What I saw in Kerala was also happening, at an even larger scale, in the rest of the country. Now the babus (managers) can allow longer trains carrying more freight, because the track can take the extra weight. There is no need for freight to be unloaded and loaded at depots just because the train tracks have different gauges.
This is the unglamorous work of building infrastructure. Just what the WPA did for the US during the depression years. There is no six-sigma management principle at work here. Laloo is a charming man, but he could not have boosted the allowed freight load if the track had not been rebuilt. Each place where the goods were unloaded and reloaded was a bottleneck and a source of corruption. Laloo would have been on the other side of that operation in the old system.
In the nineteen thirties, my grandfather was a “Gang Man”, the lowest level (Class IV) employee. His job was to walk down the track and bang the nails back into their slots after the day’s trains passed by. His son, my father, was two levels higher, a proud Permanent Way Inspector. (Class III.) My other grandfather had the job of pumping water for steam engines into the water tower by hand: there was no electricity. An uncle had the most exciting job of all: fireman. In the unbearable heat of the steam engine, he would shovel coal into the mesmerizing fire.
The steam locomotives are long gone, replaced by air conditioned electric and diesel engines. My father’s brother started on steam engines, but rose to the highest grade driver. Express trains pulled by Diesel-Electric engines. The railway workers are still a hard working bunch. Down to Earth people who have the satisfaction of seeing the point of their daily toil. They don’t need a spreadsheet to tell them they are adding value.
It is the co-operative work of intelligent human beings that creates real wealth. Even if it takes some years for the system to work out its kinks, as long as you don’t betray the baseline worker, things will turn around.
Several of my Indian friends and students are children of people who used to work for the Railway as well, at much higher levels than my father. Yet they were not Princes of the Realm. I did not have the same opportunities as them, but what I had was good enough. It is true that the General Manager (Class I) of Southern Railways traveled in style-a whole compartment to himself- when he came by on his annual inspection of the Trivandrum Division. But his son sat for the National Science Talent Search Exam same as me. He paid into the same Provident Fund and received a pension from the Government the same as my father.
At General Motors the assembly line employees were handsomely paid, certainly better than Indian laborers. The managers lived in another planet altogether. They were potentates, more comparable to the Maharajas of old. They strutted about the world as titans, buying Saab one day, lecturing the President of the United States on another. It would have been alright if they traveled in a specially made Oldsmobile. But their time was too valuable: they were entitled to corporate jets. They did not just pay tuition so their children can go to better schools. They were able to buy (endow) entire schools. Like the Sloan School of Management. They did not rely on a pension, but bailed out on golden parachutes worth many millions. Instead of putting profits back into rebuilding infra-structure and R&D, they looted the company coffers. All legal.

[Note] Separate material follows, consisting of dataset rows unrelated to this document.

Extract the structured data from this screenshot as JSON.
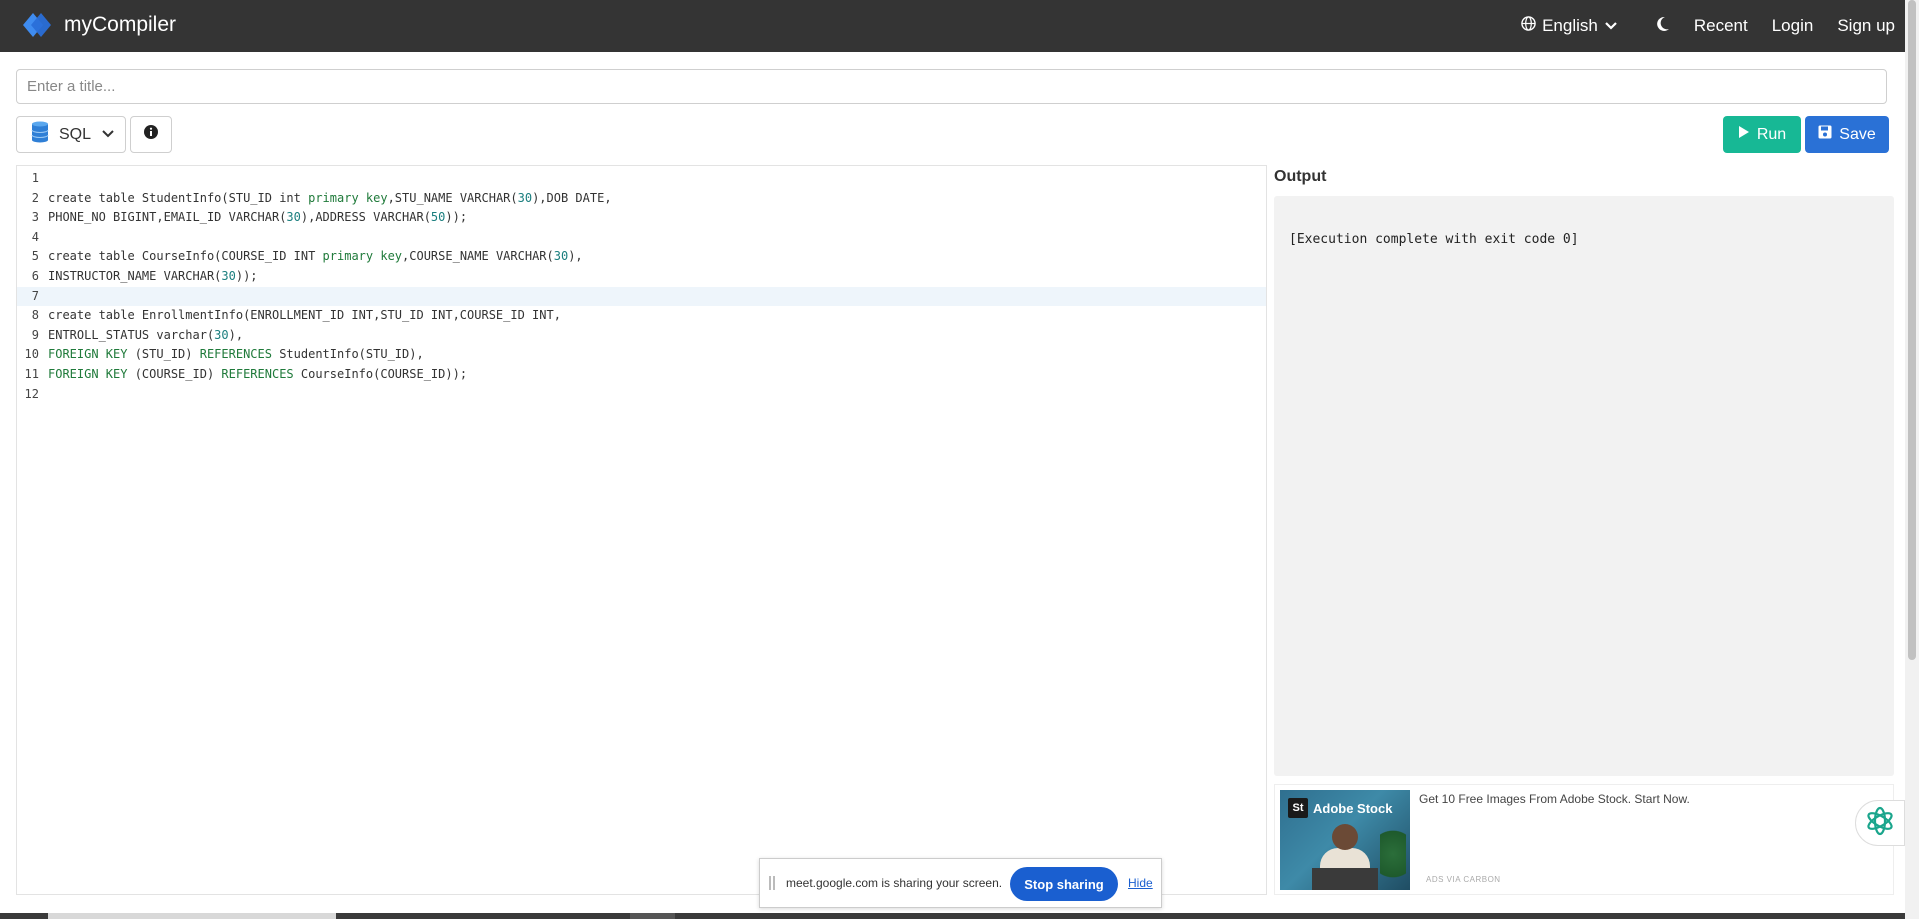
{
  "navbar": {
    "brand": "myCompiler",
    "language": "English",
    "recent": "Recent",
    "login": "Login",
    "signup": "Sign up"
  },
  "title_input": {
    "placeholder": "Enter a title...",
    "value": ""
  },
  "toolbar": {
    "language": "SQL",
    "run_label": "Run",
    "save_label": "Save"
  },
  "editor": {
    "active_line": 7,
    "lines": [
      [],
      [
        [
          "t",
          "create table StudentInfo(STU_ID int "
        ],
        [
          "k",
          "primary key"
        ],
        [
          "t",
          ",STU_NAME VARCHAR("
        ],
        [
          "n",
          "30"
        ],
        [
          "t",
          "),DOB DATE,"
        ]
      ],
      [
        [
          "t",
          "PHONE_NO BIGINT,EMAIL_ID VARCHAR("
        ],
        [
          "n",
          "30"
        ],
        [
          "t",
          "),ADDRESS VARCHAR("
        ],
        [
          "n",
          "50"
        ],
        [
          "t",
          "));"
        ]
      ],
      [],
      [
        [
          "t",
          "create table CourseInfo(COURSE_ID INT "
        ],
        [
          "k",
          "primary key"
        ],
        [
          "t",
          ",COURSE_NAME VARCHAR("
        ],
        [
          "n",
          "30"
        ],
        [
          "t",
          "),"
        ]
      ],
      [
        [
          "t",
          "INSTRUCTOR_NAME VARCHAR("
        ],
        [
          "n",
          "30"
        ],
        [
          "t",
          "));"
        ]
      ],
      [],
      [
        [
          "t",
          "create table EnrollmentInfo(ENROLLMENT_ID INT,STU_ID INT,COURSE_ID INT,"
        ]
      ],
      [
        [
          "t",
          "ENTROLL_STATUS varchar("
        ],
        [
          "n",
          "30"
        ],
        [
          "t",
          "),"
        ]
      ],
      [
        [
          "k",
          "FOREIGN KEY"
        ],
        [
          "t",
          " (STU_ID) "
        ],
        [
          "k",
          "REFERENCES"
        ],
        [
          "t",
          " StudentInfo(STU_ID),"
        ]
      ],
      [
        [
          "k",
          "FOREIGN KEY"
        ],
        [
          "t",
          " (COURSE_ID) "
        ],
        [
          "k",
          "REFERENCES"
        ],
        [
          "t",
          " CourseInfo(COURSE_ID));"
        ]
      ],
      []
    ]
  },
  "output": {
    "title": "Output",
    "text": "[Execution complete with exit code 0]"
  },
  "ad": {
    "brand": "Adobe Stock",
    "logo_mark": "St",
    "text": "Get 10 Free Images From Adobe Stock. Start Now.",
    "via": "ADS VIA CARBON"
  },
  "share_bar": {
    "message": "meet.google.com is sharing your screen.",
    "stop_label": "Stop sharing",
    "hide_label": "Hide"
  },
  "colors": {
    "navbar_bg": "#343434",
    "run_green": "#17b895",
    "save_blue": "#2a71d6",
    "keyword_green": "#1f7a3a",
    "number_teal": "#1a7e7e",
    "stop_blue": "#1a5fd0"
  }
}
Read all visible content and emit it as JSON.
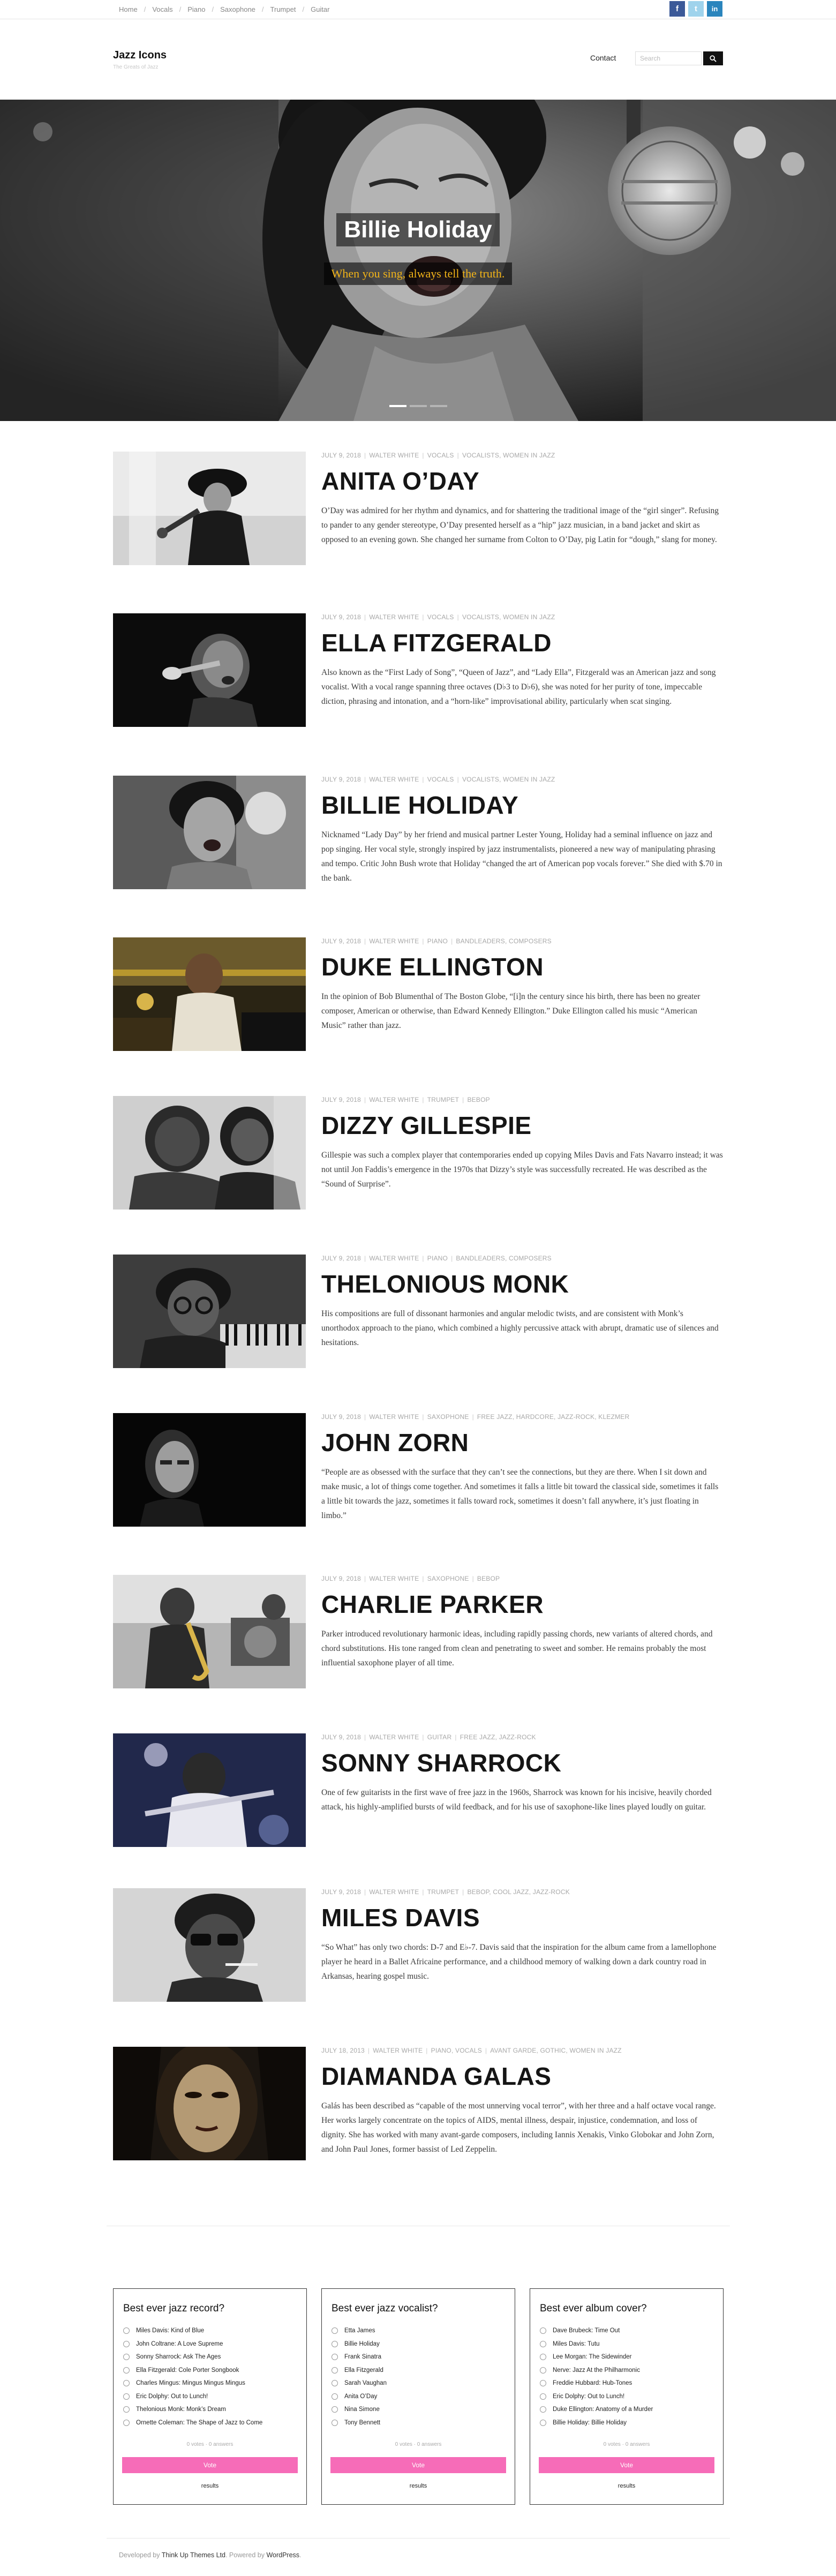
{
  "top_nav": [
    "Home",
    "Vocals",
    "Piano",
    "Saxophone",
    "Trumpet",
    "Guitar"
  ],
  "social": [
    {
      "icon": "facebook-icon",
      "glyph": "f",
      "color": "#3b5998"
    },
    {
      "icon": "twitter-icon",
      "glyph": "t",
      "color": "#9fd3ec"
    },
    {
      "icon": "linkedin-icon",
      "glyph": "in",
      "color": "#2a85bd"
    }
  ],
  "site": {
    "title": "Jazz Icons",
    "tagline": "The Greats of Jazz"
  },
  "menu": {
    "contact": "Contact"
  },
  "search": {
    "placeholder": "Search"
  },
  "hero": {
    "title": "Billie Holiday",
    "quote": "When you sing, always tell the truth.",
    "slide_count": 3,
    "active_slide": 0
  },
  "posts": [
    {
      "meta": [
        "JULY 9, 2018",
        "WALTER WHITE",
        "VOCALS",
        "VOCALISTS, WOMEN IN JAZZ"
      ],
      "title": "ANITA O’DAY",
      "excerpt": "O’Day was admired for her rhythm and dynamics, and for shattering the traditional image of the “girl singer”. Refusing to pander to any gender stereotype, O’Day presented herself as a “hip” jazz musician, in a band jacket and skirt as opposed to an evening gown. She changed her surname from Colton to O’Day, pig Latin for “dough,” slang for money."
    },
    {
      "meta": [
        "JULY 9, 2018",
        "WALTER WHITE",
        "VOCALS",
        "VOCALISTS, WOMEN IN JAZZ"
      ],
      "title": "ELLA FITZGERALD",
      "excerpt": "Also known as the “First Lady of Song”, “Queen of Jazz”, and “Lady Ella”, Fitzgerald was an American jazz and song vocalist. With a vocal range spanning three octaves (D♭3 to D♭6), she was noted for her purity of tone, impeccable diction, phrasing and intonation, and a “horn-like” improvisational ability, particularly when scat singing."
    },
    {
      "meta": [
        "JULY 9, 2018",
        "WALTER WHITE",
        "VOCALS",
        "VOCALISTS, WOMEN IN JAZZ"
      ],
      "title": "BILLIE HOLIDAY",
      "excerpt": "Nicknamed “Lady Day” by her friend and musical partner Lester Young, Holiday had a seminal influence on jazz and pop singing. Her vocal style, strongly inspired by jazz instrumentalists, pioneered a new way of manipulating phrasing and tempo. Critic John Bush wrote that Holiday “changed the art of American pop vocals forever.” She died with $.70 in the bank."
    },
    {
      "meta": [
        "JULY 9, 2018",
        "WALTER WHITE",
        "PIANO",
        "BANDLEADERS, COMPOSERS"
      ],
      "title": "DUKE ELLINGTON",
      "excerpt": "In the opinion of Bob Blumenthal of The Boston Globe, “[i]n the century since his birth, there has been no greater composer, American or otherwise, than Edward Kennedy Ellington.” Duke Ellington called his music “American Music” rather than jazz."
    },
    {
      "meta": [
        "JULY 9, 2018",
        "WALTER WHITE",
        "TRUMPET",
        "BEBOP"
      ],
      "title": "DIZZY GILLESPIE",
      "excerpt": "Gillespie was such a complex player that contemporaries ended up copying Miles Davis and Fats Navarro instead; it was not until Jon Faddis’s emergence in the 1970s that Dizzy’s style was successfully recreated. He was described as the “Sound of Surprise”."
    },
    {
      "meta": [
        "JULY 9, 2018",
        "WALTER WHITE",
        "PIANO",
        "BANDLEADERS, COMPOSERS"
      ],
      "title": "THELONIOUS MONK",
      "excerpt": "His compositions are full of dissonant harmonies and angular melodic twists, and are consistent with Monk’s unorthodox approach to the piano, which combined a highly percussive attack with abrupt, dramatic use of silences and hesitations."
    },
    {
      "meta": [
        "JULY 9, 2018",
        "WALTER WHITE",
        "SAXOPHONE",
        "FREE JAZZ, HARDCORE, JAZZ-ROCK, KLEZMER"
      ],
      "title": "JOHN ZORN",
      "excerpt": "“People are as obsessed with the surface that they can’t see the connections, but they are there. When I sit down and make music, a lot of things come together. And sometimes it falls a little bit toward the classical side, sometimes it falls a little bit towards the jazz, sometimes it falls toward rock, sometimes it doesn’t fall anywhere, it’s just floating in limbo.”"
    },
    {
      "meta": [
        "JULY 9, 2018",
        "WALTER WHITE",
        "SAXOPHONE",
        "BEBOP"
      ],
      "title": "CHARLIE PARKER",
      "excerpt": "Parker introduced revolutionary harmonic ideas, including rapidly passing chords, new variants of altered chords, and chord substitutions. His tone ranged from clean and penetrating to sweet and somber. He remains probably the most influential saxophone player of all time."
    },
    {
      "meta": [
        "JULY 9, 2018",
        "WALTER WHITE",
        "GUITAR",
        "FREE JAZZ, JAZZ-ROCK"
      ],
      "title": "SONNY SHARROCK",
      "excerpt": "One of few guitarists in the first wave of free jazz in the 1960s, Sharrock was known for his incisive, heavily chorded attack, his highly-amplified bursts of wild feedback, and for his use of saxophone-like lines played loudly on guitar."
    },
    {
      "meta": [
        "JULY 9, 2018",
        "WALTER WHITE",
        "TRUMPET",
        "BEBOP, COOL JAZZ, JAZZ-ROCK"
      ],
      "title": "MILES DAVIS",
      "excerpt": "“So What” has only two chords: D-7 and E♭-7. Davis said that the inspiration for the album came from a lamellophone player he heard in a Ballet Africaine performance, and a childhood memory of walking down a dark country road in Arkansas, hearing gospel music."
    },
    {
      "meta": [
        "JULY 18, 2013",
        "WALTER WHITE",
        "PIANO, VOCALS",
        "AVANT GARDE, GOTHIC, WOMEN IN JAZZ"
      ],
      "title": "DIAMANDA GALAS",
      "excerpt": "Galás has been described as “capable of the most unnerving vocal terror”, with her three and a half octave vocal range. Her works largely concentrate on the topics of AIDS, mental illness, despair, injustice, condemnation, and loss of dignity. She has worked with many avant-garde composers, including Iannis Xenakis, Vinko Globokar and John Zorn, and John Paul Jones, former bassist of Led Zeppelin."
    }
  ],
  "polls": [
    {
      "question": "Best ever jazz record?",
      "options": [
        "Miles Davis: Kind of Blue",
        "John Coltrane: A Love Supreme",
        "Sonny Sharrock: Ask The Ages",
        "Ella Fitzgerald: Cole Porter Songbook",
        "Charles Mingus: Mingus Mingus Mingus",
        "Eric Dolphy: Out to Lunch!",
        "Thelonious Monk: Monk’s Dream",
        "Ornette Coleman: The Shape of Jazz to Come"
      ],
      "votes": "0 votes · 0 answers",
      "vote_label": "Vote",
      "results_label": "results"
    },
    {
      "question": "Best ever jazz vocalist?",
      "options": [
        "Etta James",
        "Billie Holiday",
        "Frank Sinatra",
        "Ella Fitzgerald",
        "Sarah Vaughan",
        "Anita O’Day",
        "Nina Simone",
        "Tony Bennett"
      ],
      "votes": "0 votes · 0 answers",
      "vote_label": "Vote",
      "results_label": "results"
    },
    {
      "question": "Best ever album cover?",
      "options": [
        "Dave Brubeck: Time Out",
        "Miles Davis: Tutu",
        "Lee Morgan: The Sidewinder",
        "Nerve: Jazz At the Philharmonic",
        "Freddie Hubbard: Hub-Tones",
        "Eric Dolphy: Out to Lunch!",
        "Duke Ellington: Anatomy of a Murder",
        "Billie Holiday: Billie Holiday"
      ],
      "votes": "0 votes · 0 answers",
      "vote_label": "Vote",
      "results_label": "results"
    }
  ],
  "footer": {
    "developed_by": "Developed by",
    "theme_link": "Think Up Themes Ltd",
    "powered_by": ". Powered by",
    "wp_link": "WordPress",
    "end": "."
  },
  "colors": {
    "vote_button": "#f66cb8",
    "hero_quote": "#f2b418",
    "title": "#151515"
  }
}
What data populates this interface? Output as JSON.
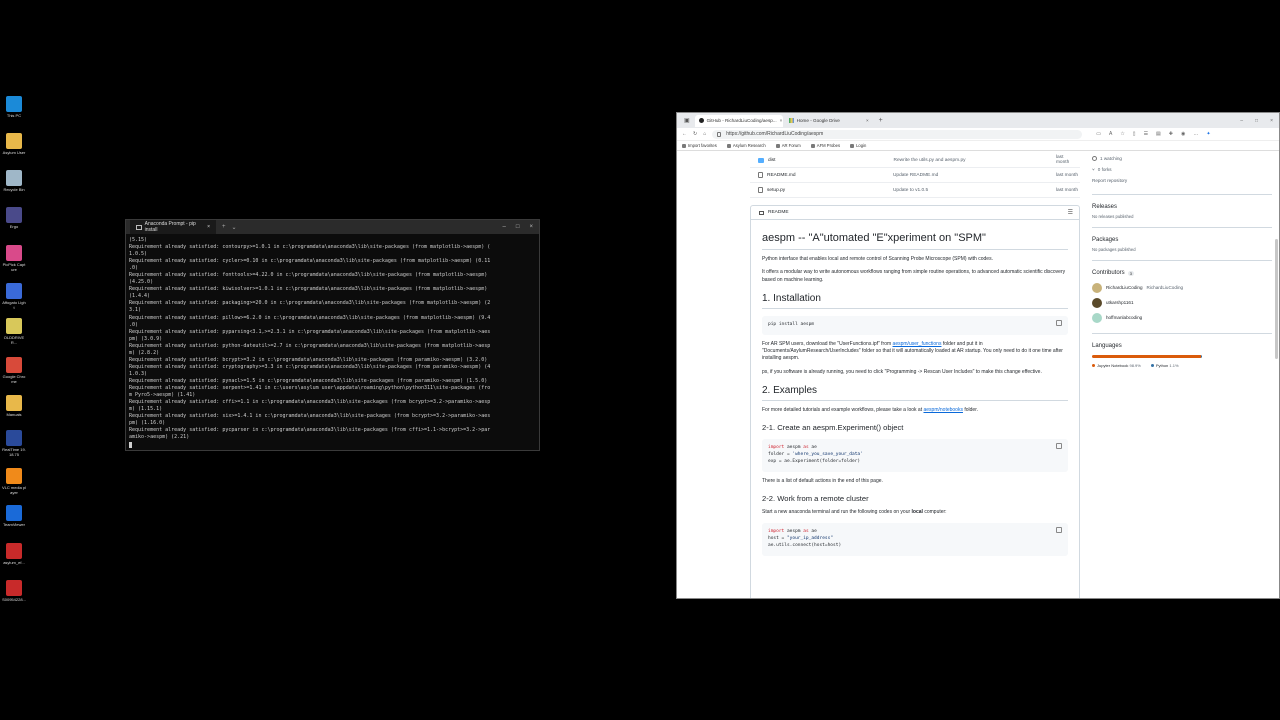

The counterparts of my relatives who worked in Flint and Pontiac are out of work now. GM may even have to shutter Saturn, its last best hope. And it is not just GM. Greedy managers and criminal accountants have gutted American manufacturing. It is a strange economy where everyone is a pencil pusher.
To anyone who grew up in the seventies, the world has turned upside down. It can turn again. It is not a time to swagger. For anyone.